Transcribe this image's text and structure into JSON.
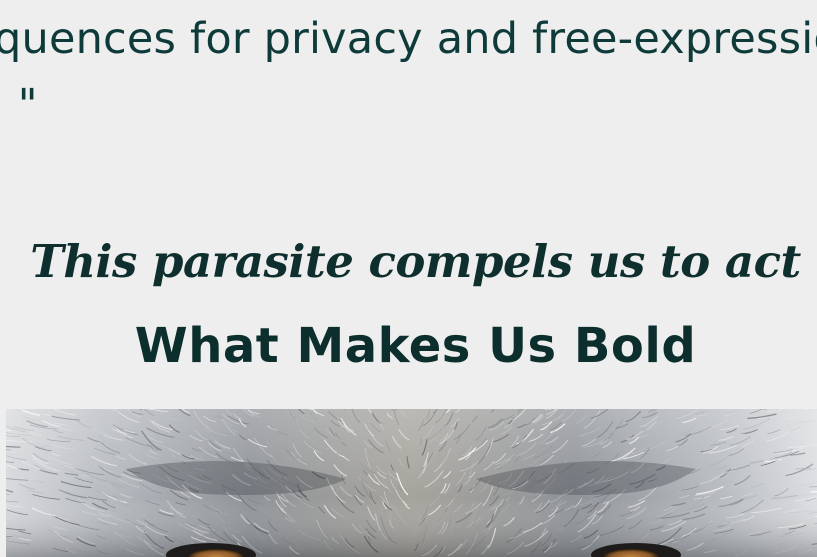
{
  "article": {
    "quote_line_1": "quences for privacy and free-expressio",
    "quote_line_2": ". \"",
    "subheading": "This parasite compels us to act",
    "heading": "What Makes Us Bold"
  },
  "hero_image": {
    "subject": "wolf-face-fur",
    "colors": {
      "fur_light": "#e6e8ea",
      "fur_mid": "#a7abb0",
      "fur_dark": "#4f5358",
      "eye": "#8a5a2b"
    }
  },
  "colors": {
    "background": "#eeeeee",
    "text_primary": "#0e3b3a",
    "text_heading": "#0c2f2d"
  }
}
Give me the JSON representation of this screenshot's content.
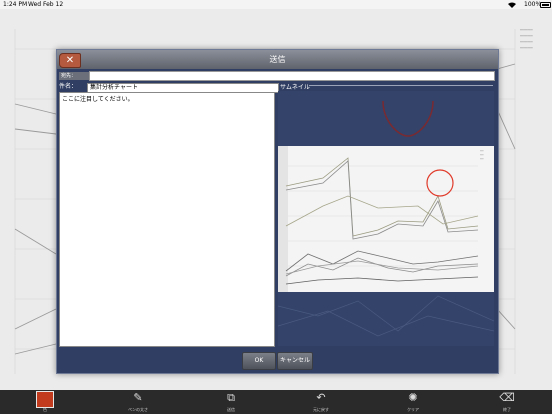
{
  "status_bar": {
    "time": "1:24 PM",
    "date": "Wed Feb 12",
    "battery": "100%"
  },
  "dialog": {
    "title": "送信",
    "destination_label": "宛先：",
    "destination_value": "",
    "subject_label": "件名：",
    "subject_value": "集計分析チャート",
    "body_text": "ここに注目してください。",
    "thumbnail_label": "サムネイル",
    "ok_label": "OK",
    "cancel_label": "キャンセル",
    "close_icon": "close-icon"
  },
  "toolbar": {
    "items": [
      {
        "label": "色",
        "icon": "color-swatch"
      },
      {
        "label": "ペンの太さ",
        "icon": "pen-icon"
      },
      {
        "label": "送信",
        "icon": "send-icon"
      },
      {
        "label": "元に戻す",
        "icon": "undo-icon"
      },
      {
        "label": "クリア",
        "icon": "clear-icon"
      },
      {
        "label": "終了",
        "icon": "exit-icon"
      }
    ]
  },
  "colors": {
    "dialog_bg": "#2f3e62",
    "pen_color": "#c23b1e",
    "annotation_circle": "#e03a2a"
  }
}
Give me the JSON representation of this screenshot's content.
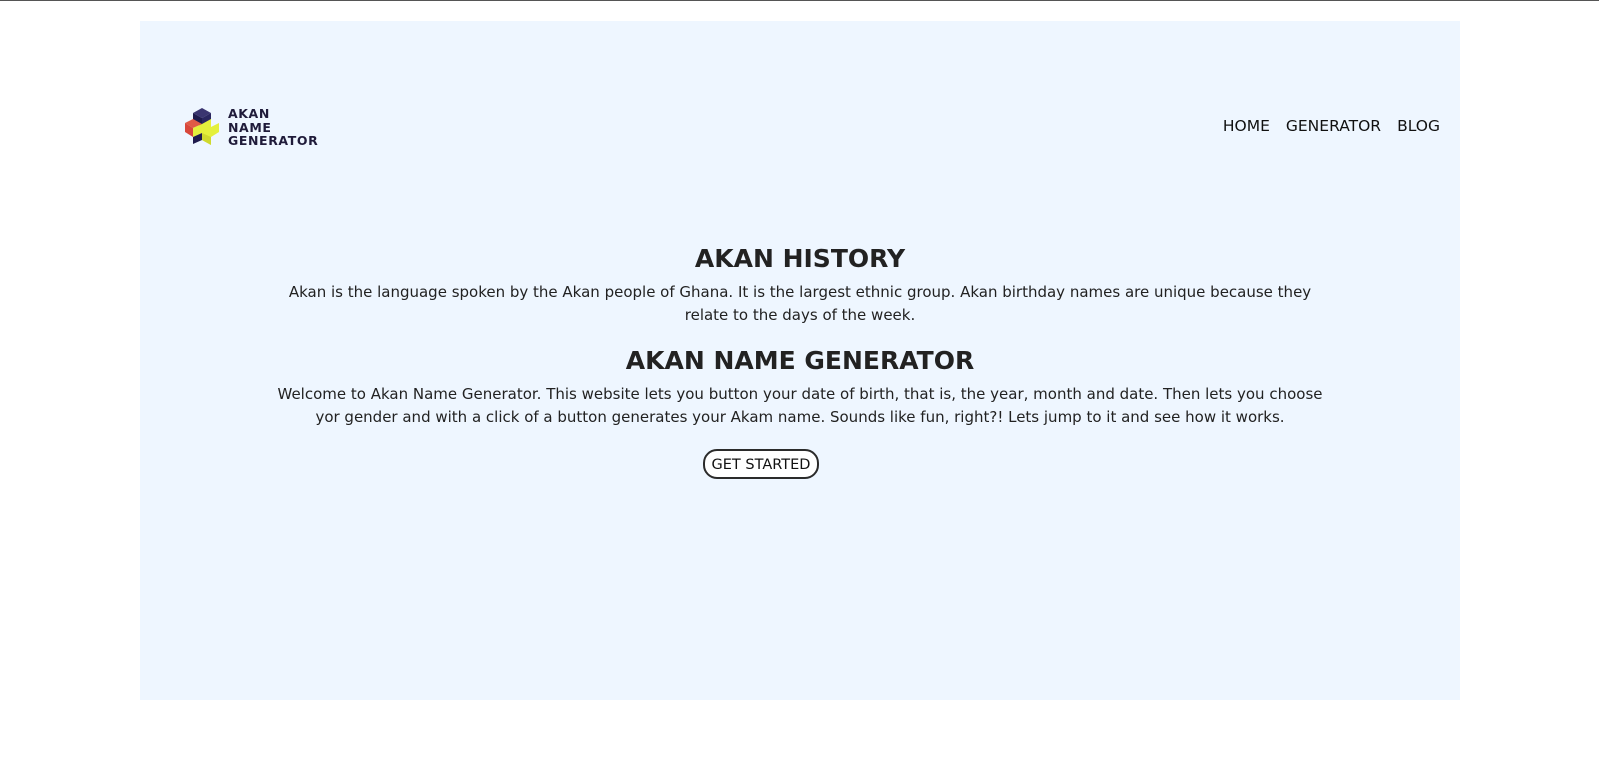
{
  "logo": {
    "icon": "cube-plus-logo-icon",
    "line1": "AKAN",
    "line2": "NAME",
    "line3": "GENERATOR"
  },
  "nav": {
    "items": [
      {
        "label": "HOME"
      },
      {
        "label": "GENERATOR"
      },
      {
        "label": "BLOG"
      }
    ]
  },
  "history": {
    "title": "AKAN HISTORY",
    "text": "Akan is the language spoken by the Akan people of Ghana. It is the largest ethnic group. Akan birthday names are unique because they relate to the days of the week."
  },
  "generator": {
    "title": "AKAN NAME GENERATOR",
    "text": "Welcome to Akan Name Generator. This website lets you button your date of birth, that is, the year, month and date. Then lets you choose yor gender and with a click of a button generates your Akam name. Sounds like fun, right?! Lets jump to it and see how it works.",
    "button_label": "GET STARTED"
  },
  "colors": {
    "panel_background": "#eef6ff",
    "logo_yellow": "#e4f03c",
    "logo_navy": "#1f1b4d",
    "logo_red": "#d8473b"
  }
}
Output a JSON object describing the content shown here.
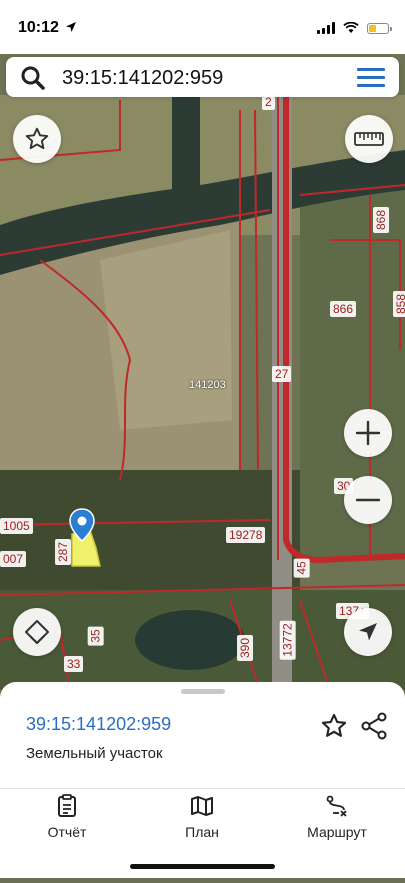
{
  "status_bar": {
    "time": "10:12"
  },
  "search": {
    "value": "39:15:141202:959"
  },
  "map_labels": {
    "block_141203": "141203",
    "label_868": "868",
    "label_858": "858",
    "label_866": "866",
    "label_27": "27",
    "label_30": "30",
    "label_19278": "19278",
    "label_1005": "1005",
    "label_007": "007",
    "label_287": "287",
    "label_45": "45",
    "label_1374": "137+",
    "label_35": "35",
    "label_33": "33",
    "label_390": "390",
    "label_13772": "13772",
    "label_2": "2"
  },
  "parcel": {
    "number": "39:15:141202:959",
    "type": "Земельный участок"
  },
  "tabs": {
    "report": "Отчёт",
    "plan": "План",
    "route": "Маршрут"
  },
  "colors": {
    "accent": "#2a6ec1",
    "boundary": "#c0282a",
    "parcel_fill": "#f1f06a"
  },
  "icons": [
    "search-icon",
    "menu-icon",
    "star-icon",
    "ruler-icon",
    "zoom-in-icon",
    "zoom-out-icon",
    "layers-icon",
    "navigation-arrow-icon",
    "location-pin-icon",
    "share-icon",
    "report-icon",
    "map-icon",
    "route-icon"
  ]
}
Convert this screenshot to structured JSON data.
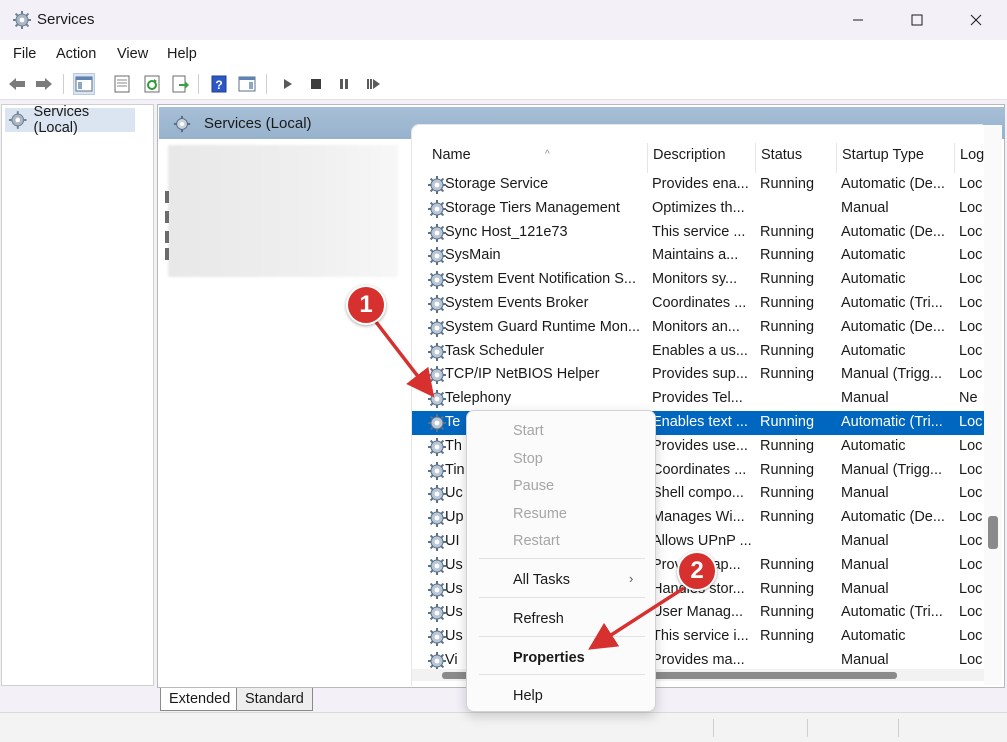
{
  "window": {
    "title": "Services",
    "icon": "gear-icon"
  },
  "menu": [
    "File",
    "Action",
    "View",
    "Help"
  ],
  "toolbar": {
    "icons": [
      "back-arrow-icon",
      "forward-arrow-icon",
      "show-hide-console-tree-icon",
      "properties-sheet-icon",
      "refresh-icon",
      "export-list-icon",
      "help-icon",
      "show-action-pane-icon",
      "play-icon",
      "stop-icon",
      "pause-icon",
      "restart-icon"
    ]
  },
  "tree": {
    "root_label": "Services (Local)"
  },
  "pane": {
    "title": "Services (Local)"
  },
  "columns": [
    "Name",
    "Description",
    "Status",
    "Startup Type",
    "Log"
  ],
  "rows": [
    [
      "Storage Service",
      "Provides ena...",
      "Running",
      "Automatic (De...",
      "Loc"
    ],
    [
      "Storage Tiers Management",
      "Optimizes th...",
      "",
      "Manual",
      "Loc"
    ],
    [
      "Sync Host_121e73",
      "This service ...",
      "Running",
      "Automatic (De...",
      "Loc"
    ],
    [
      "SysMain",
      "Maintains a...",
      "Running",
      "Automatic",
      "Loc"
    ],
    [
      "System Event Notification S...",
      "Monitors sy...",
      "Running",
      "Automatic",
      "Loc"
    ],
    [
      "System Events Broker",
      "Coordinates ...",
      "Running",
      "Automatic (Tri...",
      "Loc"
    ],
    [
      "System Guard Runtime Mon...",
      "Monitors an...",
      "Running",
      "Automatic (De...",
      "Loc"
    ],
    [
      "Task Scheduler",
      "Enables a us...",
      "Running",
      "Automatic",
      "Loc"
    ],
    [
      "TCP/IP NetBIOS Helper",
      "Provides sup...",
      "Running",
      "Manual (Trigg...",
      "Loc"
    ],
    [
      "Telephony",
      "Provides Tel...",
      "",
      "Manual",
      "Ne"
    ],
    [
      "Te",
      "Enables text ...",
      "Running",
      "Automatic (Tri...",
      "Loc"
    ],
    [
      "Th",
      "Provides use...",
      "Running",
      "Automatic",
      "Loc"
    ],
    [
      "Tin",
      "Coordinates ...",
      "Running",
      "Manual (Trigg...",
      "Loc"
    ],
    [
      "Uc",
      "Shell compo...",
      "Running",
      "Manual",
      "Loc"
    ],
    [
      "Up",
      "Manages Wi...",
      "Running",
      "Automatic (De...",
      "Loc"
    ],
    [
      "UI",
      "Allows UPnP ...",
      "",
      "Manual",
      "Loc"
    ],
    [
      "Us",
      "Provides ap...",
      "Running",
      "Manual",
      "Loc"
    ],
    [
      "Us",
      "Handles stor...",
      "Running",
      "Manual",
      "Loc"
    ],
    [
      "Us",
      "User Manag...",
      "Running",
      "Automatic (Tri...",
      "Loc"
    ],
    [
      "Us",
      "This service i...",
      "Running",
      "Automatic",
      "Loc"
    ],
    [
      "Vi",
      "Provides ma...",
      "",
      "Manual",
      "Loc"
    ]
  ],
  "selected_row_index": 10,
  "context_menu": {
    "items": [
      "Start",
      "Stop",
      "Pause",
      "Resume",
      "Restart",
      "All Tasks",
      "Refresh",
      "Properties",
      "Help"
    ],
    "disabled": [
      "Start",
      "Stop",
      "Pause",
      "Resume",
      "Restart"
    ],
    "bold": "Properties",
    "submenu_arrow": "›"
  },
  "tabs": [
    "Extended",
    "Standard"
  ],
  "annotations": {
    "badge1": "1",
    "badge2": "2",
    "color": "#d6312e"
  }
}
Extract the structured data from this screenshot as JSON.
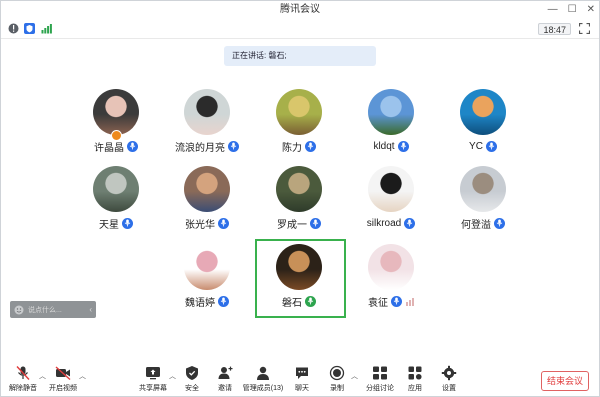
{
  "window": {
    "title": "腾讯会议",
    "clock": "18:47"
  },
  "banner": {
    "speaking_label": "正在讲话: 磐石;"
  },
  "participants": [
    {
      "name": "许晶晶",
      "mic": "blue",
      "host": true,
      "avatar_colors": [
        "#3b3b3b",
        "#e7c3b7",
        "#8b6250"
      ]
    },
    {
      "name": "流浪的月亮",
      "mic": "blue",
      "host": false,
      "avatar_colors": [
        "#cfd6d6",
        "#2b2b2b",
        "#e8d4ce"
      ]
    },
    {
      "name": "陈力",
      "mic": "blue",
      "host": false,
      "avatar_colors": [
        "#a7b04a",
        "#d9c66b",
        "#7a5f33"
      ]
    },
    {
      "name": "kldqt",
      "mic": "blue",
      "host": false,
      "avatar_colors": [
        "#5c95d6",
        "#9bc3ec",
        "#3b6a2a"
      ]
    },
    {
      "name": "YC",
      "mic": "blue",
      "host": false,
      "avatar_colors": [
        "#1e86c7",
        "#eaa35d",
        "#0e4e7c"
      ]
    },
    {
      "name": "天星",
      "mic": "blue",
      "host": false,
      "avatar_colors": [
        "#6e7f72",
        "#c0c6c0",
        "#3e4a3e"
      ]
    },
    {
      "name": "张光华",
      "mic": "blue",
      "host": false,
      "avatar_colors": [
        "#8a6a58",
        "#d4a37e",
        "#3b4d74"
      ]
    },
    {
      "name": "罗成一",
      "mic": "blue",
      "host": false,
      "avatar_colors": [
        "#4b5a3c",
        "#b9a57d",
        "#2e3b2a"
      ]
    },
    {
      "name": "silkroad",
      "mic": "blue",
      "host": false,
      "avatar_colors": [
        "#f4f4f4",
        "#1b1b1b",
        "#e6d4c2"
      ]
    },
    {
      "name": "何登溢",
      "mic": "blue",
      "host": false,
      "avatar_colors": [
        "#c7ccd2",
        "#9b8d7f",
        "#e6e8ea"
      ]
    },
    {
      "name": "魏语婷",
      "mic": "blue",
      "host": false,
      "avatar_colors": [
        "#ffffff",
        "#e7a9b6",
        "#c88c6e"
      ]
    },
    {
      "name": "磐石",
      "mic": "green",
      "host": false,
      "avatar_colors": [
        "#2c2218",
        "#c89058",
        "#7a4a25"
      ]
    },
    {
      "name": "袁征",
      "mic": "blue",
      "host": false,
      "avatar_colors": [
        "#f2e2e6",
        "#e7b8bd",
        "#ffffff"
      ]
    }
  ],
  "chat": {
    "placeholder": "说点什么..."
  },
  "toolbar": {
    "mute": "解除静音",
    "video": "开启视频",
    "share": "共享屏幕",
    "security": "安全",
    "invite": "邀请",
    "members": "管理成员(13)",
    "chat": "聊天",
    "record": "录制",
    "breakout": "分组讨论",
    "apps": "应用",
    "settings": "设置",
    "end": "结束会议"
  },
  "colors": {
    "accent": "#2d6fe8",
    "speaking_highlight": "#39b14d",
    "end": "#e03b3b"
  }
}
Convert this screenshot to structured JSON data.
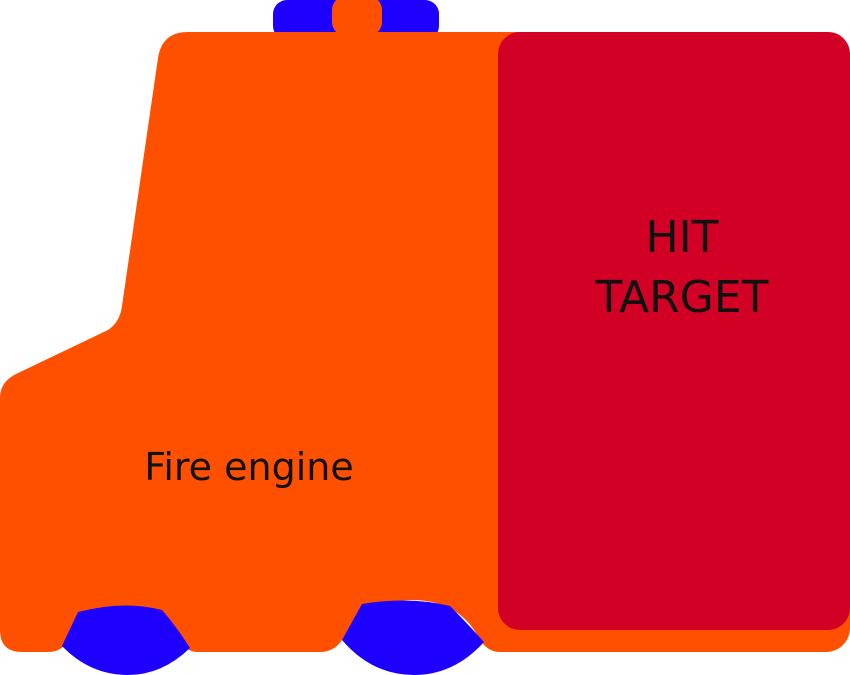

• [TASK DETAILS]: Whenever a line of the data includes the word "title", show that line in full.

• [REPLY TO THE TASK]:
    "title": "送信",
    "title": "AKAN HISTORY",
    "title": "AKAN NAME GENERATOR",
    "title": "Services",
    "title": "Services (Local)"
    "title": "腾讯会议",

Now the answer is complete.